The effects of being stretched out unexpectedly last season have made their presence felt on the Mets’ starters this season. Matz and Syndergaard have both pitched the second half of the season with bone spurs in their elbows while Harvey is out for the year after undergoing surgery for Thoracic Outlet Syndrome, an injury that has claimed the likes of Chris Carpenter, Chris Young, and Jaime Garcia. The Mets probably knew that the right decision would have been to limit the innings of their star pitchers, but with the team performing so well and the opportunity to win a championship firmly in their grasp, it was hard for the Mets to pull that trigger. But the team has a history of knowing what the right decision is and yet still making the wrong one; anyone remember Game 5 of the World Series?

This is the same position the Blue Jays find themselves in, but they only have one young pitcher to manage instead of four. The organization obviously thinks that going to a six-man rotation will help Sanchez and the rest of the rotation stay fresh for a potential playoff run. But as we saw with the Mets last season and now into this one, a six-man rotation is not a be-all, end-all cure for a young pitcher.
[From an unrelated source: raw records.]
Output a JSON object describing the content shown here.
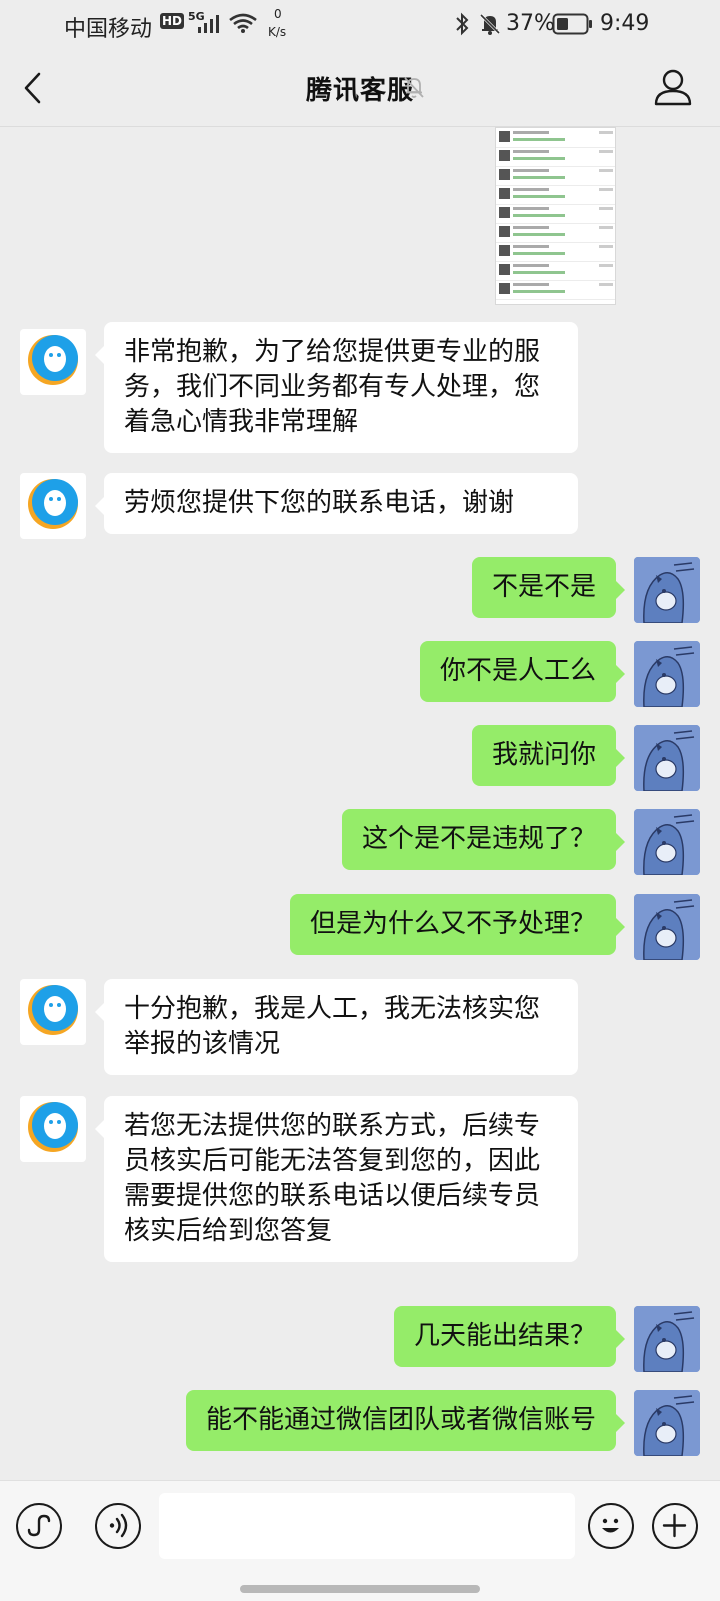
{
  "status_bar": {
    "carrier": "中国移动",
    "hd": "HD",
    "network": "5G",
    "speed_value": "0",
    "speed_unit": "K/s",
    "battery": "37%",
    "time": "9:49"
  },
  "header": {
    "title": "腾讯客服",
    "back_icon": "chevron-left-icon",
    "mute_icon": "bell-off-icon",
    "profile_icon": "person-icon"
  },
  "messages": [
    {
      "side": "left",
      "text": "非常抱歉，为了给您提供更专业的服务，我们不同业务都有专人处理，您着急心情我非常理解"
    },
    {
      "side": "left",
      "text": "劳烦您提供下您的联系电话，谢谢"
    },
    {
      "side": "right",
      "text": "不是不是"
    },
    {
      "side": "right",
      "text": "你不是人工么"
    },
    {
      "side": "right",
      "text": "我就问你"
    },
    {
      "side": "right",
      "text": "这个是不是违规了？"
    },
    {
      "side": "right",
      "text": "但是为什么又不予处理？"
    },
    {
      "side": "left",
      "text": "十分抱歉，我是人工，我无法核实您举报的该情况"
    },
    {
      "side": "left",
      "text": "若您无法提供您的联系方式，后续专员核实后可能无法答复到您的，因此需要提供您的联系电话以便后续专员核实后给到您答复"
    },
    {
      "side": "right",
      "text": "几天能出结果？"
    },
    {
      "side": "right",
      "text": "能不能通过微信团队或者微信账号"
    }
  ],
  "input_bar": {
    "link_icon": "mini-program-icon",
    "voice_icon": "voice-icon",
    "input_value": "",
    "emoji_icon": "emoji-icon",
    "plus_icon": "plus-icon"
  },
  "colors": {
    "background": "#ededed",
    "bubble_self": "#95ec69",
    "bubble_other": "#ffffff",
    "qq_blue": "#1ea0e8",
    "qq_orange": "#f5a623"
  }
}
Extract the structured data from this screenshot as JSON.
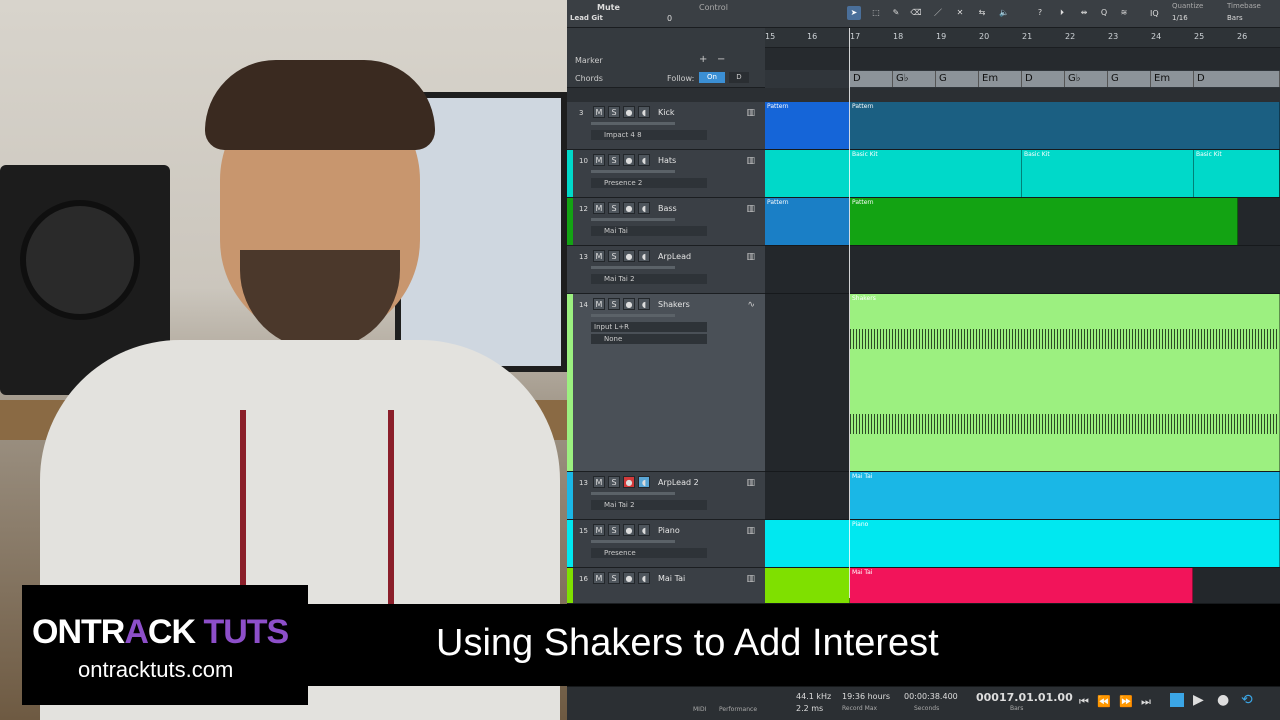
{
  "toolbar": {
    "mute_label": "Mute",
    "track_label": "Lead Git",
    "control_label": "Control",
    "control_value": "0",
    "quantize_label": "Quantize",
    "quantize_value": "1/16",
    "timebase_label": "Timebase",
    "timebase_value": "Bars",
    "iq": "IQ"
  },
  "header": {
    "marker_label": "Marker",
    "chords_label": "Chords",
    "follow_label": "Follow:",
    "follow_on": "On",
    "follow_d": "D"
  },
  "ruler": [
    "15",
    "16",
    "17",
    "18",
    "19",
    "20",
    "21",
    "22",
    "23",
    "24",
    "25",
    "26"
  ],
  "chords": [
    "D",
    "G♭",
    "G",
    "Em",
    "D",
    "G♭",
    "G",
    "Em",
    "D"
  ],
  "tracks": [
    {
      "num": "3",
      "name": "Kick",
      "inst": "Impact 4 8",
      "color": "#1565d8",
      "clips": "Pattern"
    },
    {
      "num": "10",
      "name": "Hats",
      "inst": "Presence 2",
      "color": "#00d9c9",
      "clips": "Basic Kit"
    },
    {
      "num": "12",
      "name": "Bass",
      "inst": "Mai Tai",
      "color": "#13a313",
      "clips": "Pattern"
    },
    {
      "num": "13",
      "name": "ArpLead",
      "inst": "Mai Tai 2",
      "color": "#23272b",
      "clips": ""
    },
    {
      "num": "14",
      "name": "Shakers",
      "inst": "Input L+R",
      "inst2": "None",
      "color": "#9cf080",
      "clips": "Shakers"
    },
    {
      "num": "13",
      "name": "ArpLead 2",
      "inst": "Mai Tai 2",
      "color": "#1ab7e6",
      "clips": "Mai Tai"
    },
    {
      "num": "15",
      "name": "Piano",
      "inst": "Presence",
      "color": "#00e8f0",
      "clips": "Piano"
    },
    {
      "num": "16",
      "name": "Mai Tai",
      "inst": "",
      "color": "#f2145a",
      "clips": "Mai Tai"
    }
  ],
  "status": {
    "midi": "MIDI",
    "performance": "Performance",
    "rate": "44.1 kHz",
    "latency": "2.2 ms",
    "record_max": "19:36 hours",
    "record_max_label": "Record Max",
    "seconds": "00:00:38.400",
    "seconds_label": "Seconds",
    "bars": "00017.01.01.00",
    "bars_label": "Bars"
  },
  "banner": {
    "title": "Using Shakers to Add Interest"
  },
  "logo": {
    "brand_a": "ONTR",
    "brand_b": "A",
    "brand_c": "CK ",
    "brand_d": "TUTS",
    "url": "ontracktuts.com"
  },
  "colors": {
    "accent": "#8d4fc9",
    "daw_bg": "#2b2f33"
  }
}
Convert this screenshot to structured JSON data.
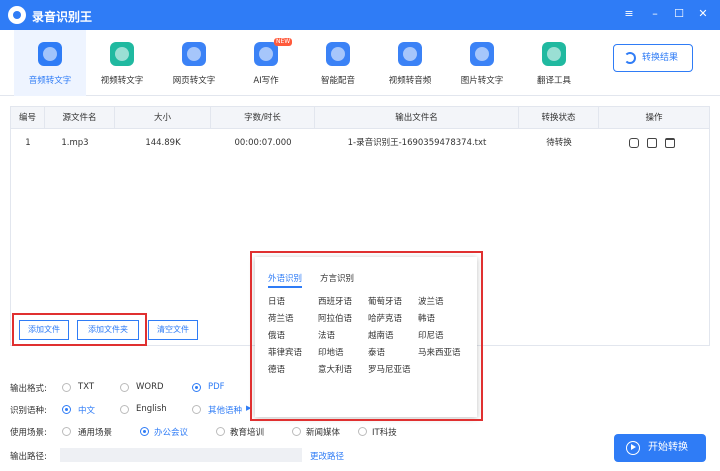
{
  "app": {
    "title": "录音识别王"
  },
  "colors": {
    "accent": "#2f7cf6",
    "highlight_box": "#e03030"
  },
  "toolbar": {
    "items": [
      {
        "label": "音频转文字",
        "icon": "audio-to-text-icon",
        "color": "#2f7cf6"
      },
      {
        "label": "视频转文字",
        "icon": "video-to-text-icon",
        "color": "#20b9a0"
      },
      {
        "label": "网页转文字",
        "icon": "webpage-to-text-icon",
        "color": "#3b82f6"
      },
      {
        "label": "AI写作",
        "icon": "ai-writing-icon",
        "color": "#3b82f6"
      },
      {
        "label": "智能配音",
        "icon": "dubbing-icon",
        "color": "#3b82f6"
      },
      {
        "label": "视频转音频",
        "icon": "video-to-audio-icon",
        "color": "#3b82f6"
      },
      {
        "label": "图片转文字",
        "icon": "image-to-text-icon",
        "color": "#3b82f6"
      },
      {
        "label": "翻译工具",
        "icon": "translate-icon",
        "color": "#20b9a0"
      }
    ],
    "new_badge": "NEW",
    "result_button": "转换结果"
  },
  "table": {
    "headers": [
      "编号",
      "源文件名",
      "大小",
      "字数/时长",
      "输出文件名",
      "转换状态",
      "操作"
    ],
    "rows": [
      {
        "index": "1",
        "name": "1.mp3",
        "size": "144.89K",
        "duration": "00:00:07.000",
        "output": "1-录音识别王-1690359478374.txt",
        "status": "待转换"
      }
    ]
  },
  "buttons": {
    "add_file": "添加文件",
    "add_folder": "添加文件夹",
    "clear_files": "清空文件"
  },
  "popup": {
    "tabs": [
      "外语识别",
      "方言识别"
    ],
    "languages": [
      "日语",
      "西班牙语",
      "葡萄牙语",
      "波兰语",
      "荷兰语",
      "阿拉伯语",
      "哈萨克语",
      "韩语",
      "俄语",
      "法语",
      "越南语",
      "印尼语",
      "菲律宾语",
      "印地语",
      "泰语",
      "马来西亚语",
      "德语",
      "意大利语",
      "罗马尼亚语"
    ]
  },
  "options": {
    "format": {
      "label": "输出格式:",
      "choices": [
        "TXT",
        "WORD",
        "PDF"
      ],
      "selected": 2
    },
    "language": {
      "label": "识别语种:",
      "choices": [
        "中文",
        "English",
        "其他语种"
      ],
      "selected": 0
    },
    "scene": {
      "label": "使用场景:",
      "choices": [
        "通用场景",
        "办公会议",
        "教育培训",
        "新闻媒体",
        "IT科技"
      ],
      "selected": 1
    },
    "path": {
      "label": "输出路径:",
      "change": "更改路径"
    }
  },
  "start_button": "开始转换"
}
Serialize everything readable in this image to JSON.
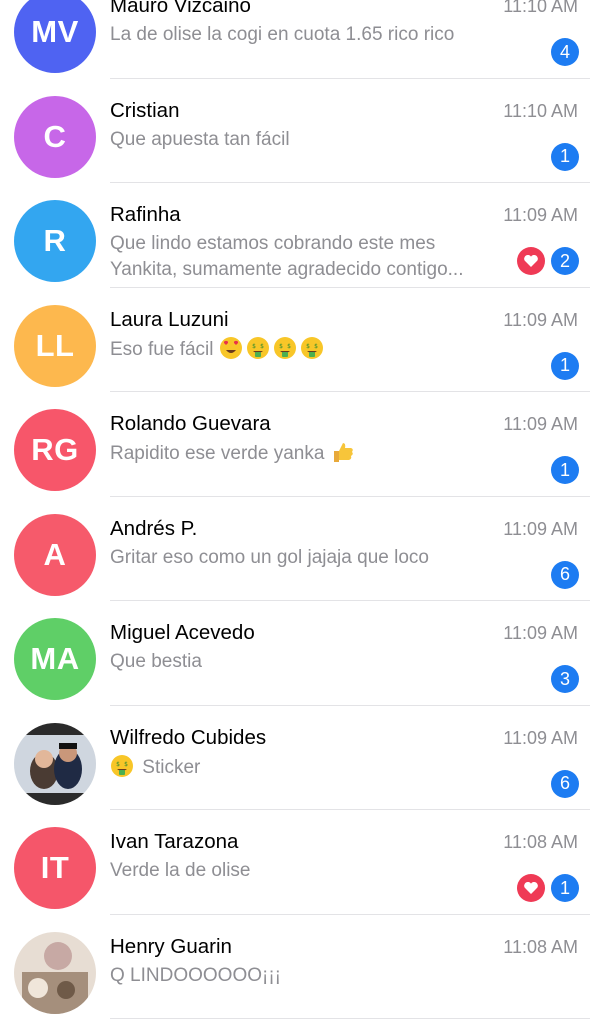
{
  "chats": [
    {
      "name": "Mauro Vizcaino",
      "initials": "MV",
      "color": "#4f63f2",
      "time": "11:10 AM",
      "message": [
        "La de olise la cogi en cuota 1.65 rico rico"
      ],
      "unread": "4",
      "reaction": false,
      "avatar_type": "initials"
    },
    {
      "name": "Cristian",
      "initials": "C",
      "color": "#c767e8",
      "time": "11:10 AM",
      "message": [
        "Que apuesta tan fácil"
      ],
      "unread": "1",
      "reaction": false,
      "avatar_type": "initials"
    },
    {
      "name": "Rafinha",
      "initials": "R",
      "color": "#33a6f0",
      "time": "11:09 AM",
      "message": [
        "Que lindo estamos cobrando este mes",
        "Yankita, sumamente agradecido contigo..."
      ],
      "unread": "2",
      "reaction": true,
      "avatar_type": "initials"
    },
    {
      "name": "Laura Luzuni",
      "initials": "LL",
      "color": "#fdb84e",
      "time": "11:09 AM",
      "message": [
        "Eso fue fácil"
      ],
      "emojis": [
        "heart-eyes-emoji",
        "money-face-emoji",
        "money-face-emoji",
        "money-face-emoji"
      ],
      "unread": "1",
      "reaction": false,
      "avatar_type": "initials"
    },
    {
      "name": "Rolando Guevara",
      "initials": "RG",
      "color": "#f7566a",
      "time": "11:09 AM",
      "message": [
        "Rapidito ese verde yanka"
      ],
      "emojis_after": [
        "thumbs-up-emoji"
      ],
      "unread": "1",
      "reaction": false,
      "avatar_type": "initials"
    },
    {
      "name": "Andrés P.",
      "initials": "A",
      "color": "#f65a6b",
      "time": "11:09 AM",
      "message": [
        "Gritar eso como un gol jajaja que loco"
      ],
      "unread": "6",
      "reaction": false,
      "avatar_type": "initials"
    },
    {
      "name": "Miguel Acevedo",
      "initials": "MA",
      "color": "#5fcf67",
      "time": "11:09 AM",
      "message": [
        "Que bestia"
      ],
      "unread": "3",
      "reaction": false,
      "avatar_type": "initials"
    },
    {
      "name": "Wilfredo Cubides",
      "initials": "",
      "color": "#6b7c8c",
      "time": "11:09 AM",
      "message": [
        "Sticker"
      ],
      "emojis": [
        "money-face-emoji"
      ],
      "unread": "6",
      "reaction": false,
      "avatar_type": "photo"
    },
    {
      "name": "Ivan Tarazona",
      "initials": "IT",
      "color": "#f5566a",
      "time": "11:08 AM",
      "message": [
        "Verde la de olise"
      ],
      "unread": "1",
      "reaction": true,
      "avatar_type": "initials"
    },
    {
      "name": "Henry Guarin",
      "initials": "",
      "color": "#b89b86",
      "time": "11:08 AM",
      "message": [
        "Q LINDOOOOOO¡¡¡"
      ],
      "unread": "",
      "reaction": false,
      "avatar_type": "photo"
    }
  ]
}
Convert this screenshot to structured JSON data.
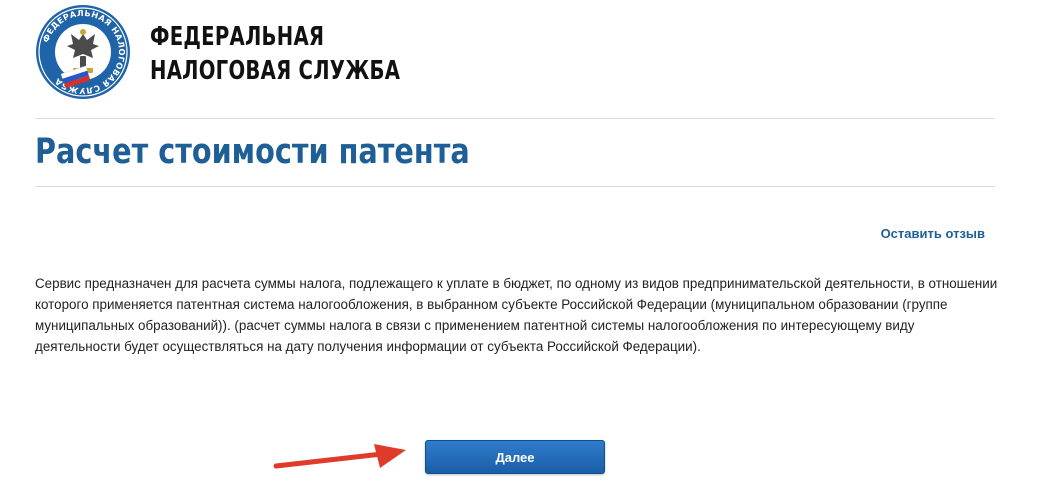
{
  "header": {
    "logo_text": "ФЕДЕРАЛЬНАЯ НАЛОГОВАЯ СЛУЖБА",
    "org_name_line1": "ФЕДЕРАЛЬНАЯ",
    "org_name_line2": "НАЛОГОВАЯ СЛУЖБА"
  },
  "page": {
    "title": "Расчет стоимости патента",
    "feedback_link": "Оставить отзыв",
    "description": "Сервис предназначен для расчета суммы налога, подлежащего к уплате в бюджет, по одному из видов предпринимательской деятельности, в отношении которого применяется патентная система налогообложения, в выбранном субъекте Российской Федерации (муниципальном образовании (группе муниципальных образований)). (расчет суммы налога в связи с применением патентной системы налогообложения по интересующему виду деятельности будет осуществляться на дату получения информации от субъекта Российской Федерации).",
    "next_button": "Далее"
  },
  "colors": {
    "brand_blue": "#1d5f96",
    "button_blue": "#1f66b3",
    "arrow_red": "#e03a2b"
  },
  "icons": {
    "logo": "fns-emblem-icon",
    "annotation": "red-arrow-icon"
  }
}
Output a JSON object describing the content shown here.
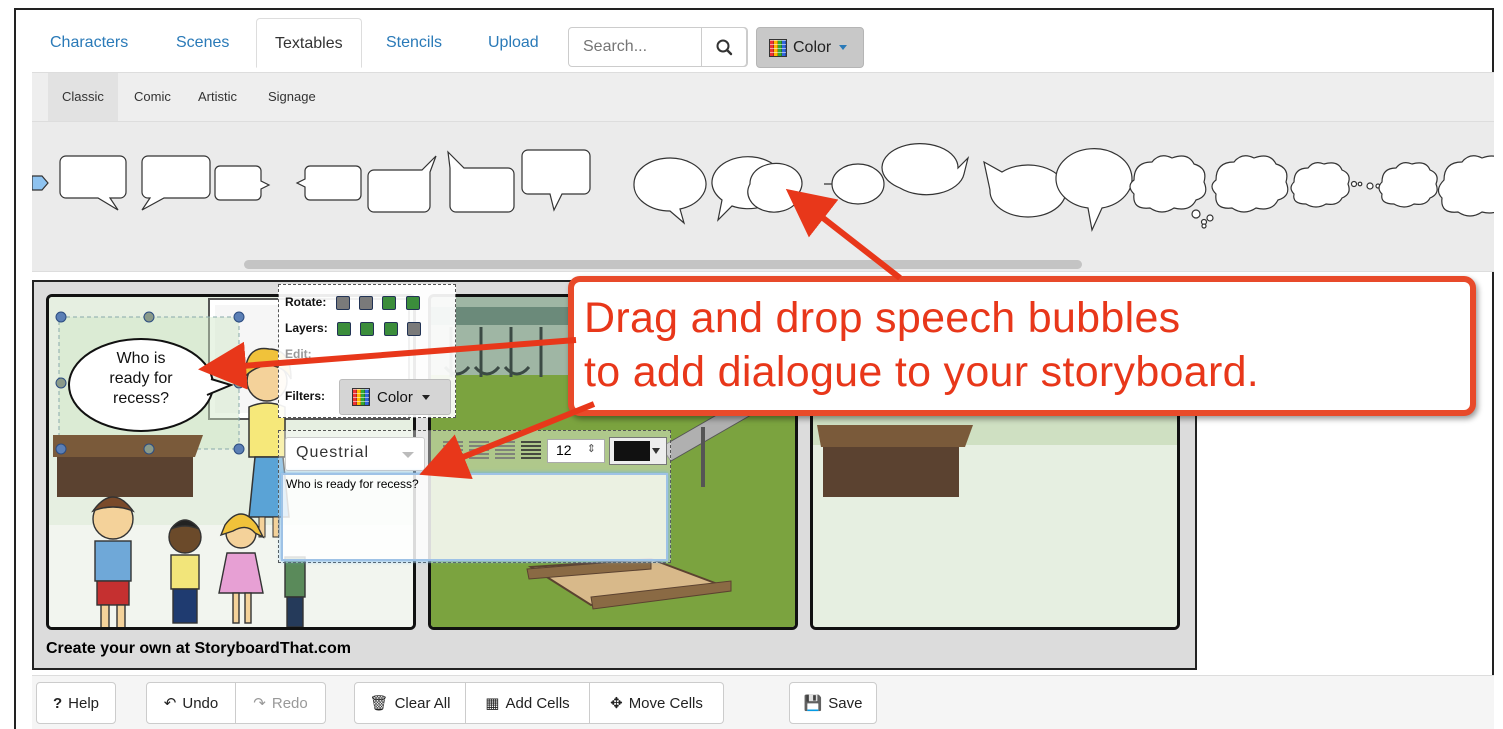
{
  "tabs": [
    {
      "label": "Characters",
      "active": false
    },
    {
      "label": "Scenes",
      "active": false
    },
    {
      "label": "Textables",
      "active": true
    },
    {
      "label": "Stencils",
      "active": false
    },
    {
      "label": "Upload",
      "active": false
    }
  ],
  "search": {
    "placeholder": "Search..."
  },
  "color_button": {
    "label": "Color"
  },
  "subtabs": [
    {
      "label": "Classic",
      "active": true
    },
    {
      "label": "Comic",
      "active": false
    },
    {
      "label": "Artistic",
      "active": false
    },
    {
      "label": "Signage",
      "active": false
    }
  ],
  "object_toolbar": {
    "rotate_label": "Rotate:",
    "layers_label": "Layers:",
    "edit_label": "Edit:",
    "filters_label": "Filters:",
    "filter_color_label": "Color"
  },
  "text_editor": {
    "font": "Questrial",
    "size": "12",
    "text": "Who is ready for recess?"
  },
  "speech_bubble": {
    "line1": "Who is",
    "line2": "ready for",
    "line3": "recess?"
  },
  "watermark": "Create your own at StoryboardThat.com",
  "callout": {
    "line1": "Drag and drop speech bubbles",
    "line2": "to add dialogue to your storyboard."
  },
  "bottom_toolbar": {
    "help": "Help",
    "undo": "Undo",
    "redo": "Redo",
    "clear_all": "Clear All",
    "add_cells": "Add Cells",
    "move_cells": "Move Cells",
    "save": "Save"
  },
  "colors": {
    "link": "#2a7ab8",
    "callout": "#e8371a",
    "cell_bg": "#e8f0e3"
  }
}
That’s why this decision is a mistake; while the Jays sit in a tie for first place in the AL East, the future of the franchise is much more important than just this season. It would be much better for the Jays to have a healthy and effective Aaron Sanchez for the next ten years instead of burning him out this year and having him never be the same again. It’s a difficult decision to make because the minds of many in the organization are clouded by the opportunity to win a championship this year. The decision becomes even more muddled when you consider that Sanchez is not coming off Tommy John Surgery or any other major operation (he’s never had Tommy John). But would the Blue Jays be willing to go down that road if wear and tear catch up to Sanchez at the end of this season?

There are a multitude of reasons why this could be considered both the right and the wrong decision. The one I keep coming back to is the fact that it’s just more important to have Sanchez healthy for the rest of his career rather than to burn him out going for a championship this year. Remember Stephen Strasburg? He’s one of the best pitchers in the league this year, sporting a 15-1 record and a 2.63 ERA. The Nationals are right back where they were four years ago, but this time there will be no limitations on Strasburg’s usage. The Nationals can go for a championship this season without the cloud of innings limits or the threat of major injury hanging over their heads.

That’s what could have awaited the Blue Jays if they made the smart decision with Sanchez. Unfortunately, it looks like they went in a very different direction, for better or worse.